Amy Sussman/Getty Images

The Good Place star, activist and Twitter fave Jameela Jamil is the latest Hollywood star to come out as LGBTQ.

In a statement yesterday on Twitter, Jamil identified herself as queer.

But unlike most celebrity coming out stories, Jamil's wasn't inspired by a new relationship or a moment of self-actualization. Rather, it comes on the heels of a fiery online backlash over her role in a new project.

Earlier this week, streaming platform HBO Max announced that Jamil will be the MC and one of the judges of its forthcoming series Legendary, a reality competition show that will center on the competitive vogueing found in LGBTQ drag ball culture. An immediate backlash ensued over Jamil, an outsider to ball culture, being an inappropriate choice for the show.

It was this backlash that prompted Jamil to come out, in a post on Twitter.

In the post, Jamil addressed both the backlash and why she never came out previously:

"This is why I never officially came out as queer..."
"...I kept it low because because I was scared of the pain of being accused of performative bandwagon jumping, over something that caused me a lot of confusion, fear and turmoil when I was a kid."

So why the backlash?

For the uninitiated, Ball culture, which has recently enjoyed pride of place in the mainstream consciousness due to the FX series Pose, centers on groups of LGBTQ people, especially people of color and transgender individuals, who arrange themselves into associations called "houses" and compete—at vogueing, fashion shows and other exploits—before a panel of judges at events called "balls."

Ball culture also arose as a safe haven for queer people in a time when society was even more openly violent and hostile toward the LGBTQ community than it is today. As such, ball culture is deeply important to and fiercely guarded by its members.

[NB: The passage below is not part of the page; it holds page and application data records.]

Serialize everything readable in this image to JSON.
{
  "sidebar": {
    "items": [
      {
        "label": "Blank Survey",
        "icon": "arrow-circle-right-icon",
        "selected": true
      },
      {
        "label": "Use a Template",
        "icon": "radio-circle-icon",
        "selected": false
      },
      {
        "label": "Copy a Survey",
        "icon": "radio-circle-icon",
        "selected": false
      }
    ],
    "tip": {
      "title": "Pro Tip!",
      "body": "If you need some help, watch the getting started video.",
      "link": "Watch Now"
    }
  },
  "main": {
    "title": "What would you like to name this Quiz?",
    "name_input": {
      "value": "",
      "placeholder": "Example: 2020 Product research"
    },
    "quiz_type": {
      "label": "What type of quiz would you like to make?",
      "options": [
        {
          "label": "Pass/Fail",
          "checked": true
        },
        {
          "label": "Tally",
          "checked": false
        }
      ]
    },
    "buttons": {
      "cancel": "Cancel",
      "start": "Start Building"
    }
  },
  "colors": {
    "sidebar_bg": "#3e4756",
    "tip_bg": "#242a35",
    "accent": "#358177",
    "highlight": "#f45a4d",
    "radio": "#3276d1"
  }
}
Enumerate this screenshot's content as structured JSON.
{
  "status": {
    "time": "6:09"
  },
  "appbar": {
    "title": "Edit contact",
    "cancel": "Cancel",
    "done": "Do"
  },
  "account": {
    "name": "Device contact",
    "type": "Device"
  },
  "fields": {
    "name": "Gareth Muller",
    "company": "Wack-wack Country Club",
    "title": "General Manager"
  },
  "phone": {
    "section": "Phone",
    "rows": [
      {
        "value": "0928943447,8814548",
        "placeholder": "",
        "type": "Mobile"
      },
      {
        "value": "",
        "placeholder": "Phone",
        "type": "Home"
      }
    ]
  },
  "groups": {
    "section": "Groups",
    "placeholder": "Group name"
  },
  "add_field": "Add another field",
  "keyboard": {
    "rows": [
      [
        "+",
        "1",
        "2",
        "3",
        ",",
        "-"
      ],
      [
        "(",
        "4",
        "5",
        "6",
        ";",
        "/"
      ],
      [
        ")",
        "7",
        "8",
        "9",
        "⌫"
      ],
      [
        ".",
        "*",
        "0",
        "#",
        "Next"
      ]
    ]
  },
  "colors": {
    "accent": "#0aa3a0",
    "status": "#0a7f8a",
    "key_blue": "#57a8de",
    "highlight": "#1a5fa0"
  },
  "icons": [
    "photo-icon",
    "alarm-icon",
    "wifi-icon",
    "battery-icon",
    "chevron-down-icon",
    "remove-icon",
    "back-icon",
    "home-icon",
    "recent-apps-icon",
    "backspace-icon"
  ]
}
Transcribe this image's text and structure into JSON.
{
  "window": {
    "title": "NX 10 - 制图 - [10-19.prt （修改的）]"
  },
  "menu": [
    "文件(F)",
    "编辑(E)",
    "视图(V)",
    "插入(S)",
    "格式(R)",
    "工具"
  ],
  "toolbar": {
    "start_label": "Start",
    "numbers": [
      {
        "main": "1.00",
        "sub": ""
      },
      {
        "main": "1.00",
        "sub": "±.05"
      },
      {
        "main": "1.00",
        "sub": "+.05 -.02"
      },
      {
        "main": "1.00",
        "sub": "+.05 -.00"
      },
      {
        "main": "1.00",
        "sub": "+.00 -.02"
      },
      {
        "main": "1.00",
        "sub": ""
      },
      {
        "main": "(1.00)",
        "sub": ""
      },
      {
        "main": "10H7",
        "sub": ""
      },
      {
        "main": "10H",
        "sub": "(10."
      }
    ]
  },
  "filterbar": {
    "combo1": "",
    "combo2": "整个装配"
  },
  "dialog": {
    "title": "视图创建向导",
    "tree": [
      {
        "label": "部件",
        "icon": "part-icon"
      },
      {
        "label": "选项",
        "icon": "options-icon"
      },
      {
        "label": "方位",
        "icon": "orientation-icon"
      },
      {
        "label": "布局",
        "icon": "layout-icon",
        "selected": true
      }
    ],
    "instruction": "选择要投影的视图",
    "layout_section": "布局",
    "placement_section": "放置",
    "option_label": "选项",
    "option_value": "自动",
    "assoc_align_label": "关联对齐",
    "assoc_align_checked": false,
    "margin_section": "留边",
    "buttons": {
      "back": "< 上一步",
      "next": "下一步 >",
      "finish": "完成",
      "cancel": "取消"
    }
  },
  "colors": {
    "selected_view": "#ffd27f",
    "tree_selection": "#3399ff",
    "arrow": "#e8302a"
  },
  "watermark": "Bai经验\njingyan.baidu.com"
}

Which is where the backlash comes in.

Many LGBTQ people felt Jamil was an inappropriate choice for Legendary, especially since prominent LGBTQ people from the ball scene itself, like Transparent actress Trace Lysette, a trans woman, were passed over in favor of Jamil, a total outsider to the ball scene.

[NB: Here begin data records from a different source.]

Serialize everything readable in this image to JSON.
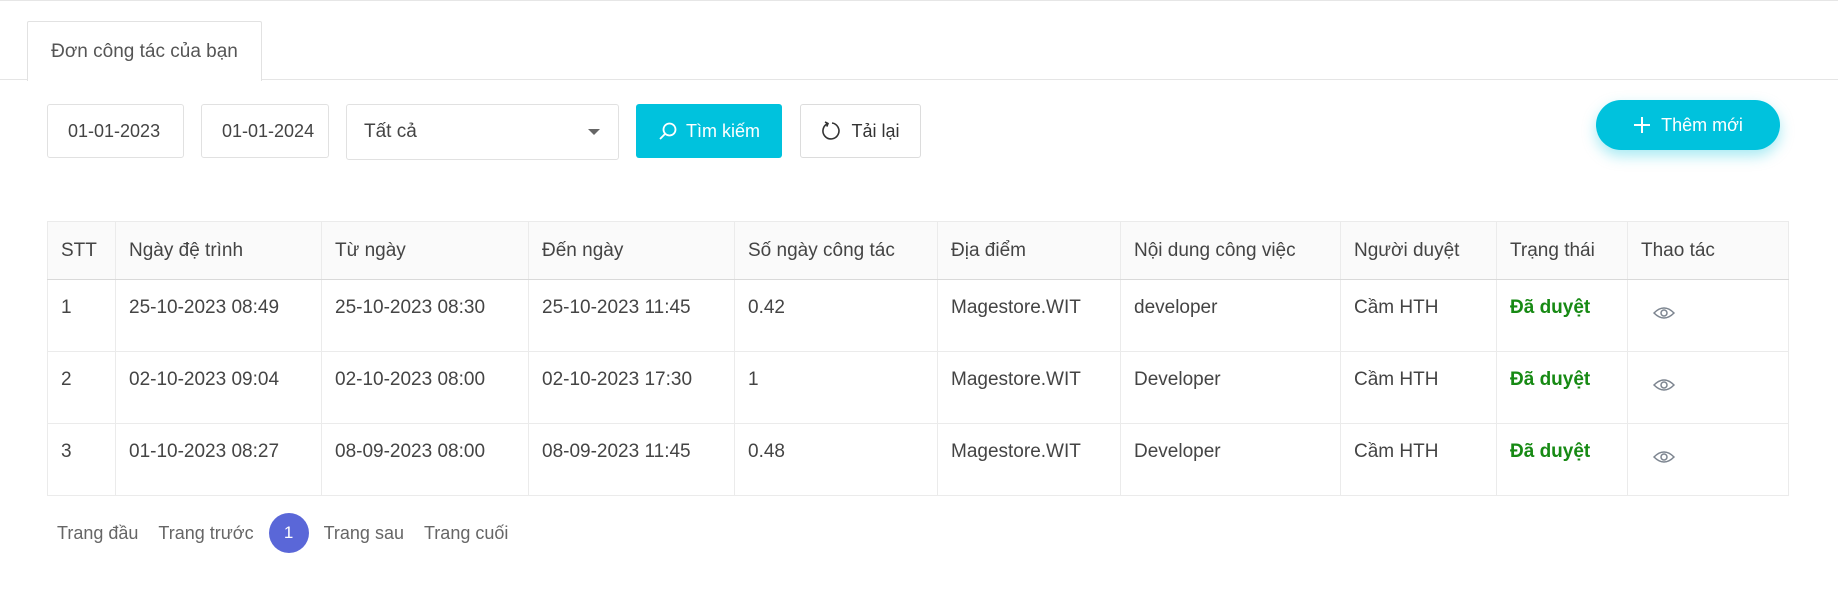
{
  "tabs": [
    {
      "label": "Đơn công tác của bạn"
    }
  ],
  "filters": {
    "from_date": "01-01-2023",
    "to_date": "01-01-2024",
    "status_select": "Tất cả"
  },
  "buttons": {
    "search": "Tìm kiếm",
    "reload": "Tải lại",
    "add_new": "Thêm mới"
  },
  "colors": {
    "accent": "#00c2dd",
    "approved": "#178a14",
    "page_active": "#5a67d8"
  },
  "table": {
    "headers": [
      "STT",
      "Ngày đệ trình",
      "Từ ngày",
      "Đến ngày",
      "Số ngày công tác",
      "Địa điểm",
      "Nội dung công việc",
      "Người duyệt",
      "Trạng thái",
      "Thao tác"
    ],
    "rows": [
      [
        "1",
        "25-10-2023 08:49",
        "25-10-2023 08:30",
        "25-10-2023 11:45",
        "0.42",
        "Magestore.WIT",
        "developer",
        "Cầm HTH",
        "Đã duyệt"
      ],
      [
        "2",
        "02-10-2023 09:04",
        "02-10-2023 08:00",
        "02-10-2023 17:30",
        "1",
        "Magestore.WIT",
        "Developer",
        "Cầm HTH",
        "Đã duyệt"
      ],
      [
        "3",
        "01-10-2023 08:27",
        "08-09-2023 08:00",
        "08-09-2023 11:45",
        "0.48",
        "Magestore.WIT",
        "Developer",
        "Cầm HTH",
        "Đã duyệt"
      ]
    ],
    "action_icon": "eye-icon"
  },
  "pagination": {
    "first": "Trang đầu",
    "prev": "Trang trước",
    "current": "1",
    "next": "Trang sau",
    "last": "Trang cuối"
  }
}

And many felt Jamil was appropriating a culture that was not hers.

People were especially angry about Jamil being the MC rather than one of the show's other stars like ballroom legends Dashaun Wesley, Leiomy Maldonado or DJ Mike Q.

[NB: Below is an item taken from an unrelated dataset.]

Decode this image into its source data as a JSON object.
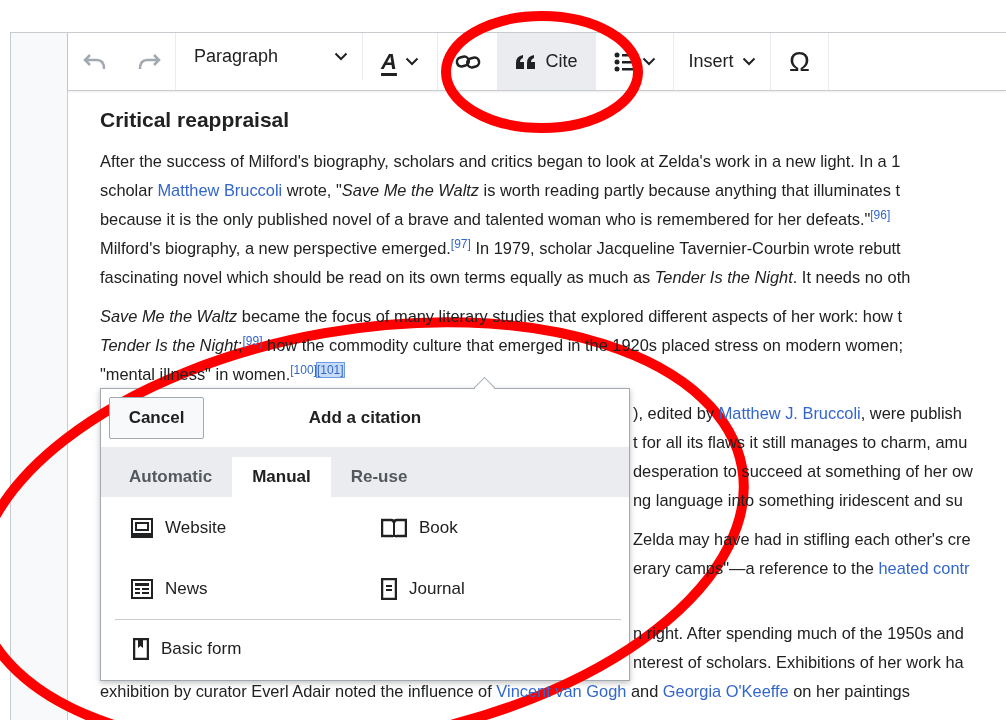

Jamil called this a mistake on the part of Hollywood news outlet Deadline... well as the HBO press department.

Jamil clarified that she is only a judge, along with rapper Megan Thee Stallion and America's Next Top Model judge Luxury Law.

Jamil further underlined her reason for joining the show in her coming out post.

"I know that my being queer doesn't qualify me as ballroom. But I have privilege and power and a large following to bring to this show..."
"Sometimes it takes those with more power to help a show get off the ground so we can elevate marginalized stars that deserve the limelight and give them a chance."

It was a sentiment that her costars shared.

Pose star Indya Moore, after speaking with Jamil directly, also echoed the sentiment.

But, naturally, the wider internet's responses to Jamil's announcement varied quite a bit.

Some gave heartfelt support.

But many others were not having it.

In any case, Jameela is who she is, and the show goes on—filming starts today according to Jamil's post. Soon the media landscape will have a bit more LGBTQ representation, which can only be a good thing.

Image by Adabara Ibrahim from Pixabay

When you go on a job interview, the last thing you probably never think about is asking a question.

Keep reading... Show less
Image by S K from Pixabay

I have a few wealthy friends and I've seen a thing or two that has made my eyes pop out of my head. Let's just say that the priorities of a wealthy person and a dude who has never broken six figures are entirely different. But that doesn't compare to working for the fabulously rich. A friend of mine was a nanny for a super rich family for several years and described the lavish trips she took with them (and how picky and out of touch they were, too).

People told us their own stories after Redditor NeighborhoodTrolley asked the online community,

"People who cater to the super rich: What things have you seen?"
Keep reading... Show less
Image by LillyCantabile from Pixabay

Oh the matters of the heart are just never going to be easy. Love seems to be a never ending mess. I've dated a lot and can attest that the percentage of bad to good is 70/30. And that may be generous math.

I've heard about people fighting on dates, setting fire to the restaurant, discovering hidden identities and dramas I thought only ever occurred on daytime television.

I use to believe the biggest fear about dating was that the other person may turn out to be a serial killer, but they at least tend to show you a respectable time before they strike.

Oof. Let's see who has been left scarred by the hunt.

Redditor u/givemeyourfreefood wanted everyone to share the stories that almost made them re-think searching for love, by asking:

What's the worst date you ever had?
Keep reading... Show less
Image by Peter H from Pixabay

As much as we'd like to assume spirits, ghosts, and paranormal happenings are relegated to movies and books, plenty of real-life stories abound.

Keep reading... Show less